Saved entries
----

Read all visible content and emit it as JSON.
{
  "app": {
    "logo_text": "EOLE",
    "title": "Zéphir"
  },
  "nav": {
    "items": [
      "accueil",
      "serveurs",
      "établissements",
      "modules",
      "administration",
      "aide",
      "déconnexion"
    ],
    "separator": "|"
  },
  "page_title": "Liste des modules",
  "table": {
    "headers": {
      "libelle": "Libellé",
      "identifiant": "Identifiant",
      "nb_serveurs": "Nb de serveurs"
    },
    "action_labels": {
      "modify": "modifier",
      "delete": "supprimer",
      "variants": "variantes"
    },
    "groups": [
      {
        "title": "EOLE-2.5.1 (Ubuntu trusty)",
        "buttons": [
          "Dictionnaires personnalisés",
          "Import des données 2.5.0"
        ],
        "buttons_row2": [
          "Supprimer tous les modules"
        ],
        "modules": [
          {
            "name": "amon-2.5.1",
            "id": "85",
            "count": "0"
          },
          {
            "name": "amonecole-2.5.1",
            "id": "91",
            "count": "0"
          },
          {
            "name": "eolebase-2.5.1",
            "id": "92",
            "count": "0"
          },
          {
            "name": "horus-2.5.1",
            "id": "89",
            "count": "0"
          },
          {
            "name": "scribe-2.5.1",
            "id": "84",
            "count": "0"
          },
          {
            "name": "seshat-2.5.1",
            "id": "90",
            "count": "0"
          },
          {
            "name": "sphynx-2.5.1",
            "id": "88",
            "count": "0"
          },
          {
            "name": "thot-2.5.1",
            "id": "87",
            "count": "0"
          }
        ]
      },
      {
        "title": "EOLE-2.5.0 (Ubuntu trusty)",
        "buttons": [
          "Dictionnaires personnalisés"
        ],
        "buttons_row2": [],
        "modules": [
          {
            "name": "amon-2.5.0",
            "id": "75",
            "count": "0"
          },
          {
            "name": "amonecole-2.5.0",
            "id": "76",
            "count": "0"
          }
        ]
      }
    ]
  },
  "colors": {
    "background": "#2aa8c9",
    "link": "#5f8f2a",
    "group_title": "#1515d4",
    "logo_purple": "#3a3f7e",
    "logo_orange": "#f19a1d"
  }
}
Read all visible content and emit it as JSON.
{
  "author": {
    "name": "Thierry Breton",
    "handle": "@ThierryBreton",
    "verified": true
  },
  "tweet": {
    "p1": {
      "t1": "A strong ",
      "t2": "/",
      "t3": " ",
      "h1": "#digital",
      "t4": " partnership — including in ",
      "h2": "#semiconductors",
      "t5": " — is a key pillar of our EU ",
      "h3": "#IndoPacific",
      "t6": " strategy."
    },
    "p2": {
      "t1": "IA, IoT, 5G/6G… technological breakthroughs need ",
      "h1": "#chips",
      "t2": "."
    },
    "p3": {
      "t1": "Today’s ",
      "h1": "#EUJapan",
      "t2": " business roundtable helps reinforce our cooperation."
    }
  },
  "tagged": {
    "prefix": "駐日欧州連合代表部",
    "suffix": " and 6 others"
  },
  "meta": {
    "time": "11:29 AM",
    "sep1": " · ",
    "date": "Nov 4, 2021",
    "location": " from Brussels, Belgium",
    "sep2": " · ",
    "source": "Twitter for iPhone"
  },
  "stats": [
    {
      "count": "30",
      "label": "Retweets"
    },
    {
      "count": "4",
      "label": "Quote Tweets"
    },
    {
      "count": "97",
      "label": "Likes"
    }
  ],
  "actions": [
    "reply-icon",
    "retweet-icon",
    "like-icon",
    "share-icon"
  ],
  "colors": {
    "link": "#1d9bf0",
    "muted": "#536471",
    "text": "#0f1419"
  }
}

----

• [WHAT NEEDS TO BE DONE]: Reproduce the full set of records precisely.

• [ANSWER BELOW]:
Read all visible content and emit it as JSON.
{
  "app": {
    "logo_text": "EOLE",
    "title": "Zéphir"
  },
  "nav": {
    "items": [
      "accueil",
      "serveurs",
      "établissements",
      "modules",
      "administration",
      "aide",
      "déconnexion"
    ],
    "separator": "|"
  },
  "page_title": "Liste des modules",
  "table": {
    "headers": {
      "libelle": "Libellé",
      "identifiant": "Identifiant",
      "nb_serveurs": "Nb de serveurs"
    },
    "action_labels": {
      "modify": "modifier",
      "delete": "supprimer",
      "variants": "variantes"
    },
    "groups": [
      {
        "title": "EOLE-2.5.1 (Ubuntu trusty)",
        "buttons": [
          "Dictionnaires personnalisés",
          "Import des données 2.5.0"
        ],
        "buttons_row2": [
          "Supprimer tous les modules"
        ],
        "modules": [
          {
            "name": "amon-2.5.1",
            "id": "85",
            "count": "0"
          },
          {
            "name": "amonecole-2.5.1",
            "id": "91",
            "count": "0"
          },
          {
            "name": "eolebase-2.5.1",
            "id": "92",
            "count": "0"
          },
          {
            "name": "horus-2.5.1",
            "id": "89",
            "count": "0"
          },
          {
            "name": "scribe-2.5.1",
            "id": "84",
            "count": "0"
          },
          {
            "name": "seshat-2.5.1",
            "id": "90",
            "count": "0"
          },
          {
            "name": "sphynx-2.5.1",
            "id": "88",
            "count": "0"
          },
          {
            "name": "thot-2.5.1",
            "id": "87",
            "count": "0"
          }
        ]
      },
      {
        "title": "EOLE-2.5.0 (Ubuntu trusty)",
        "buttons": [
          "Dictionnaires personnalisés"
        ],
        "buttons_row2": [],
        "modules": [
          {
            "name": "amon-2.5.0",
            "id": "75",
            "count": "0"
          },
          {
            "name": "amonecole-2.5.0",
            "id": "76",
            "count": "0"
          }
        ]
      }
    ]
  },
  "colors": {
    "background": "#2aa8c9",
    "link": "#5f8f2a",
    "group_title": "#1515d4",
    "logo_purple": "#3a3f7e",
    "logo_orange": "#f19a1d"
  }
}
Read all visible content and emit it as JSON.
{
  "author": {
    "name": "Thierry Breton",
    "handle": "@ThierryBreton",
    "verified": true
  },
  "tweet": {
    "p1": {
      "t1": "A strong ",
      "t2": "/",
      "t3": " ",
      "h1": "#digital",
      "t4": " partnership — including in ",
      "h2": "#semiconductors",
      "t5": " — is a key pillar of our EU ",
      "h3": "#IndoPacific",
      "t6": " strategy."
    },
    "p2": {
      "t1": "IA, IoT, 5G/6G… technological breakthroughs need ",
      "h1": "#chips",
      "t2": "."
    },
    "p3": {
      "t1": "Today’s ",
      "h1": "#EUJapan",
      "t2": " business roundtable helps reinforce our cooperation."
    }
  },
  "tagged": {
    "prefix": "駐日欧州連合代表部",
    "suffix": " and 6 others"
  },
  "meta": {
    "time": "11:29 AM",
    "sep1": " · ",
    "date": "Nov 4, 2021",
    "location": " from Brussels, Belgium",
    "sep2": " · ",
    "source": "Twitter for iPhone"
  },
  "stats": [
    {
      "count": "30",
      "label": "Retweets"
    },
    {
      "count": "4",
      "label": "Quote Tweets"
    },
    {
      "count": "97",
      "label": "Likes"
    }
  ],
  "actions": [
    "reply-icon",
    "retweet-icon",
    "like-icon",
    "share-icon"
  ],
  "colors": {
    "link": "#1d9bf0",
    "muted": "#536471",
    "text": "#0f1419"
  }
}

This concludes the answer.